William Brennan, the former Supreme Court Justice who ardently fought for civil rights and individual freedoms, died July 24 in an Arlington, Virginia nursing home. In his 34-year career on the high court, he helped the Constitution achieve its purpose of protecting the dignity of all individuals, no matter what their rank or standing. In addition to upholding freedom of speech, Brennan led the Court in denouncing sex discrimination, protecting abortion rights and promoting affirmative action. In 1972, Brennan argued that treating the sexes differently was only permissable when a compelling government interest was at stake. The same year, his opinion striking down a Massachusetts law banning the sale of contraceptives paved the way for Roe vs. Wade. He wrote, "If the right to privacy means anything, it is the right of the individual, married or single, to be free from unwanted governmental intrusions into matters so fundamentally affecting a person as whether to bear or beget a child." In his 1979 United Steelworkers of America v. Weber opinion, Brennan explained that federal anti-discrimination law does not prohibit employers from adopting affirmative action programs. On his last day as a Supreme Court Justice in 1990, Brennan spoke for the 5-4 majority upholding federal affirmative action in government contracting.
Media Resources: USA Today and The Los Angeles Times - July 25, 1997
3/7/2014 Study Finds Continuing Gender Gap in Medical Research - Although 20 years have passed since the government instituted legislation requiring adequate female representation in medical studies, a recent study finds that a significant sex and gender gap still persists in medical research.
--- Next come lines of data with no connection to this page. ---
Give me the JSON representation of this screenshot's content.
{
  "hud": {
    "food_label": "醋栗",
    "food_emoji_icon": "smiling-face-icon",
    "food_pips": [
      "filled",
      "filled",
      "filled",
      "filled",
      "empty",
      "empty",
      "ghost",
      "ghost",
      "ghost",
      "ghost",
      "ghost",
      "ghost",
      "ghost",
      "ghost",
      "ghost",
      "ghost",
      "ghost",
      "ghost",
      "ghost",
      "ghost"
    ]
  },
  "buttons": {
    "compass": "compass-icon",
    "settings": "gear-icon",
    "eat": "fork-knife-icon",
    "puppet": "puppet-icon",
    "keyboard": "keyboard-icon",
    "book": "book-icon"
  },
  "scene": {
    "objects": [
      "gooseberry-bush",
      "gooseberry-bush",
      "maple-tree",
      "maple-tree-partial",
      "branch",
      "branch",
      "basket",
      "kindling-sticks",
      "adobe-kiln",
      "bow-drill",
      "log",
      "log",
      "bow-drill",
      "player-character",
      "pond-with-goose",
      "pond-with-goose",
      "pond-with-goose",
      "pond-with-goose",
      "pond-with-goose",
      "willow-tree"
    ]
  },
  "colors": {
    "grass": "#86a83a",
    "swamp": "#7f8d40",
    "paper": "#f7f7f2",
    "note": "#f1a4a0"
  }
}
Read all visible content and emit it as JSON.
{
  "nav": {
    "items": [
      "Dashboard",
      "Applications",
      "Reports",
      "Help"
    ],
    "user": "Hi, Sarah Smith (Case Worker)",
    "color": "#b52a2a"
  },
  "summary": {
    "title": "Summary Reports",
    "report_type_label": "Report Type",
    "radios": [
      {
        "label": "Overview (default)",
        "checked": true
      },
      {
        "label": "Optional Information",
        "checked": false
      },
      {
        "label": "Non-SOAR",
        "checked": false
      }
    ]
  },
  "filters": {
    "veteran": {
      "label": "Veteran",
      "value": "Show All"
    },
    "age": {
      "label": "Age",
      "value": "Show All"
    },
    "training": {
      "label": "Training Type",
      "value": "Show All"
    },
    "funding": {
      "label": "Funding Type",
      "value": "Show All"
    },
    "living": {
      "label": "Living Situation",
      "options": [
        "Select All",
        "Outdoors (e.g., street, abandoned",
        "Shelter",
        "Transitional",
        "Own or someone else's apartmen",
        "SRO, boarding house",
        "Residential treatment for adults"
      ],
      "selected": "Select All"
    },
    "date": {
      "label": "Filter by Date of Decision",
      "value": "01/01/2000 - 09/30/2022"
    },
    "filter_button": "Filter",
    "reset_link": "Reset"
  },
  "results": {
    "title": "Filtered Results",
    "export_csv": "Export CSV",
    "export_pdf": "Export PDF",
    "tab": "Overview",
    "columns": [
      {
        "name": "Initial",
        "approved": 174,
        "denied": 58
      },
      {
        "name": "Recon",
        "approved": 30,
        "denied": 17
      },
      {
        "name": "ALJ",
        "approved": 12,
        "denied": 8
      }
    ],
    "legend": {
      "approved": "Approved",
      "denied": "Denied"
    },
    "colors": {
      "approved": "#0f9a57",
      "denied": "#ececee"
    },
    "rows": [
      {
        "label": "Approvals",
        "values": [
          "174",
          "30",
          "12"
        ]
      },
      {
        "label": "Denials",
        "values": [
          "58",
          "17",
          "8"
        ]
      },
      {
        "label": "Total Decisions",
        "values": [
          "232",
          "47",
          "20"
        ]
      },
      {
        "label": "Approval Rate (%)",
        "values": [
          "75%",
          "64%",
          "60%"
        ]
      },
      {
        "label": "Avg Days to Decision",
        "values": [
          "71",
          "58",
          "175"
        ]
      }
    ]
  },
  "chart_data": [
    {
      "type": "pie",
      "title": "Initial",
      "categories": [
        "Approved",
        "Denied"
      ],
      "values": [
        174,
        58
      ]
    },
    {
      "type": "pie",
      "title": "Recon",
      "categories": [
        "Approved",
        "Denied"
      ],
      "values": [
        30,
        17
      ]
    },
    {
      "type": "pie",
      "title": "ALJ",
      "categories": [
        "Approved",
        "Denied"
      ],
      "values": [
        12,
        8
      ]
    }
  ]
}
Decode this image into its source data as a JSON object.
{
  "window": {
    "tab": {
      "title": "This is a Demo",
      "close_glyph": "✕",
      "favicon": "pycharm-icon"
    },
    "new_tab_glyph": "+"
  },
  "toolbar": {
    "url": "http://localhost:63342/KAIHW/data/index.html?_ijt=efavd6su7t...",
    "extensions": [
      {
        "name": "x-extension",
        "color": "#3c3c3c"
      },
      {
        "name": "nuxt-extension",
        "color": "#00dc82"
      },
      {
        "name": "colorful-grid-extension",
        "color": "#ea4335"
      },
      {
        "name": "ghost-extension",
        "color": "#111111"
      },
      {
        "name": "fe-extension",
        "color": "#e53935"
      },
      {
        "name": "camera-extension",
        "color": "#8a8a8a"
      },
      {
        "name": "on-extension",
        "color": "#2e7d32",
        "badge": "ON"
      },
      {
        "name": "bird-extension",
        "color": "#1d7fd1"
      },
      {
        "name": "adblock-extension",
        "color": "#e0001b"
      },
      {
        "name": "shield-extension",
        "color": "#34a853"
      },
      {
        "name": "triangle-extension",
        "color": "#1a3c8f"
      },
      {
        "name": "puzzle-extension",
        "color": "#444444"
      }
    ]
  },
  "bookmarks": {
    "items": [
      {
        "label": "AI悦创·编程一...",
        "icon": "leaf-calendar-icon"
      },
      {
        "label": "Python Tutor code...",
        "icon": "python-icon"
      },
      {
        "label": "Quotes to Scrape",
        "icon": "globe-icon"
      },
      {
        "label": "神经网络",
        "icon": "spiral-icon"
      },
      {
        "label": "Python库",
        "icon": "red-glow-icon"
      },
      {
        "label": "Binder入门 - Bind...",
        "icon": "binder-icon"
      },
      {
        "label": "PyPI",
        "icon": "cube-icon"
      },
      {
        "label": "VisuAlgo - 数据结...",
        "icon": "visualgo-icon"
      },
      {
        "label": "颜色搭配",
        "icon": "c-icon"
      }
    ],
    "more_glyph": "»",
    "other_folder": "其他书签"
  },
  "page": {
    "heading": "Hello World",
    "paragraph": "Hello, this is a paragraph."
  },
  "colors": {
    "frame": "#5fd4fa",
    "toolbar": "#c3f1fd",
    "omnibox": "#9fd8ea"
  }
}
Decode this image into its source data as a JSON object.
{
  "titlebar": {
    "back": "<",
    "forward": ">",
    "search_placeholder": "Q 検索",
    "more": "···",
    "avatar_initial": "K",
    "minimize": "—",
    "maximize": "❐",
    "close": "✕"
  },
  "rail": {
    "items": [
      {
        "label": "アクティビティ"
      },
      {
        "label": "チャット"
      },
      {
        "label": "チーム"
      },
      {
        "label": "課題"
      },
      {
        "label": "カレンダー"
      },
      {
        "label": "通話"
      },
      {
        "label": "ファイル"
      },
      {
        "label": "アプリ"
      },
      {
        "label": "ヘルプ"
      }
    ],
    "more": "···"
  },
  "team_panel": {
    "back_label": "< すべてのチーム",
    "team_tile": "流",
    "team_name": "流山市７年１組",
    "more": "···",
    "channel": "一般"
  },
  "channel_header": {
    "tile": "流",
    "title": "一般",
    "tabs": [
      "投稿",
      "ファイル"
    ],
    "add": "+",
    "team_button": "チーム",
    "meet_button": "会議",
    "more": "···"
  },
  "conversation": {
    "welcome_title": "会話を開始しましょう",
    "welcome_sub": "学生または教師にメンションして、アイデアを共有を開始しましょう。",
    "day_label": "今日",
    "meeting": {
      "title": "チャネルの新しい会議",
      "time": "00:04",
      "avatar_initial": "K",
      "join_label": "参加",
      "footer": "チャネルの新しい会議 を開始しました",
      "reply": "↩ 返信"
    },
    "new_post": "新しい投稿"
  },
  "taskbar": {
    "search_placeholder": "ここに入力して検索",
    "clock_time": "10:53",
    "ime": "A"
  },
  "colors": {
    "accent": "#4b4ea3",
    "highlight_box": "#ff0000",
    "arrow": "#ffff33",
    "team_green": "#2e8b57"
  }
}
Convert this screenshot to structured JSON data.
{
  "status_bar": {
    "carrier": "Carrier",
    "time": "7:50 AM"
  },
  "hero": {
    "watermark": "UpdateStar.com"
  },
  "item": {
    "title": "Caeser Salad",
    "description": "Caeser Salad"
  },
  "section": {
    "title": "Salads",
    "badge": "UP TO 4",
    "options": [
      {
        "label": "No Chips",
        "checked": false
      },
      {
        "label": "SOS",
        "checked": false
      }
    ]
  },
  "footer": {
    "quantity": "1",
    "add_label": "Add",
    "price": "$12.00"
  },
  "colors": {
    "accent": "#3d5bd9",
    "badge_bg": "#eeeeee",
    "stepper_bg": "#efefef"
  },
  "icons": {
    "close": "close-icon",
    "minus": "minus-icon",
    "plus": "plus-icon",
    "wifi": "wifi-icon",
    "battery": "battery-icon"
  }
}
"Sex-Specific Medical Research: Why Women's Health Can't Wait" by researchers at the Connors Center for Women's Health and Gender Biology at Brigham and Women's Hospital and the Jacobs Institute at George Washington University Hospital finds that scientists still fail to account for differences between males and females. . . .